Importantly, GYRO management indicated that the Assisted Living operator under contract to purchase Lot 4 is pursuing their Site Plan Approval with the town of Smithtown at the same time that GYRO finishes the overall subdivision approval. This is a good sign because the town would likely dedicate its staff resources to Lot 4 Site Plan Approval only if the overall subdivision approval was anticipated.
Management incentives here are not ideal. Rather than share in the net proceeds distributed to shareholders, management and the board are entitled to receive a share of the net proceeds from real estate sales to the extent they exceed a pre-entitlement appraised value (more detail can be found in the GYRO filings). Importantly, cash invested to secure the entitlements is added to the appraisal basis for purposes of the bonus calculation. Having said this, in years of following this stock, we have not witnessed poor conduct by management and the recent contract price for Lot 4 is an encouraging indication that the entitlement investments will generate a positive return.
We would like to see further expense reduction, notably a delisting, but to date certain stockholders seem to have prevailed on this issue of keeping a NASDAQ listing.
For what it’s worth, recently reported holders include notable value investors, albeit with small $ exposure due to the FMV of what is left of GYRO. These folks may keep pressure on management for cost reduction efforts:
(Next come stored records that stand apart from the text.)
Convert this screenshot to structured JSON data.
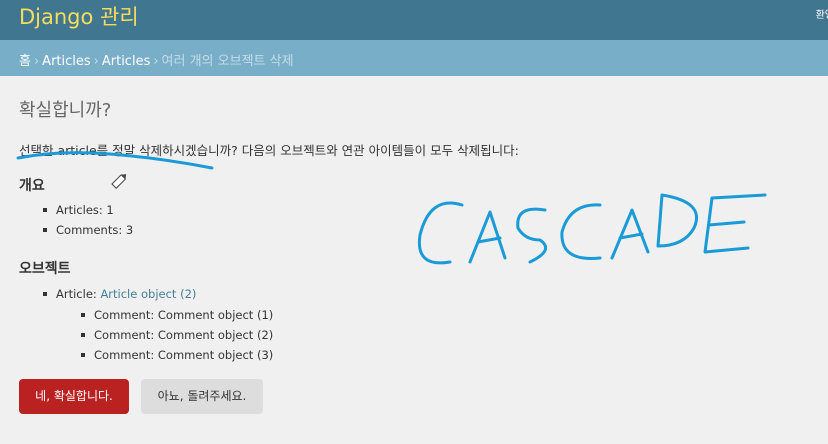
{
  "header": {
    "branding": "Django 관리",
    "user_tools": "환영"
  },
  "breadcrumbs": {
    "home": "홈",
    "app": "Articles",
    "model": "Articles",
    "current": "여러 개의 오브젝트 삭제",
    "separator": "›"
  },
  "content": {
    "title": "확실합니까?",
    "question": "선택한 article를 정말 삭제하시겠습니까? 다음의 오브젝트와 연관 아이템들이 모두 삭제됩니다:",
    "summary_heading": "개요",
    "summary_items": [
      "Articles: 1",
      "Comments: 3"
    ],
    "objects_heading": "오브젝트",
    "article_label": "Article: ",
    "article_link": "Article object (2)",
    "comment_items": [
      "Comment: Comment object (1)",
      "Comment: Comment object (2)",
      "Comment: Comment object (3)"
    ]
  },
  "buttons": {
    "confirm": "네, 확실합니다.",
    "cancel": "아뇨, 돌려주세요."
  },
  "annotation": {
    "handwriting": "CASCADE",
    "ink_color": "#1a9bd7"
  },
  "colors": {
    "header_bg": "#417690",
    "breadcrumbs_bg": "#79aec8",
    "branding": "#f5dd5d",
    "delete_button": "#ba2121",
    "cancel_button": "#dddddd",
    "link": "#447e9b"
  }
}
- GYRO is illiquid.
- Each estimate of the end date for this liquidation over the past 10 years has been wrong. Management currently estimates it will be completed by 12/31/21, but it may take longer.
- GYRO is now an LLC, so you will receive a K-1 (and it has historically been late).
- Despite GYRO’s diligent efforts to date, there is no guarantee that either the Flowerfield subdivision or the Cortlandt Manor re-zoning will be approved by the respective town political leaders. However, the economic incentive (property taxes) for both communities to approve the entitlements is significant and current elected officials in both communities are on record supporting approval.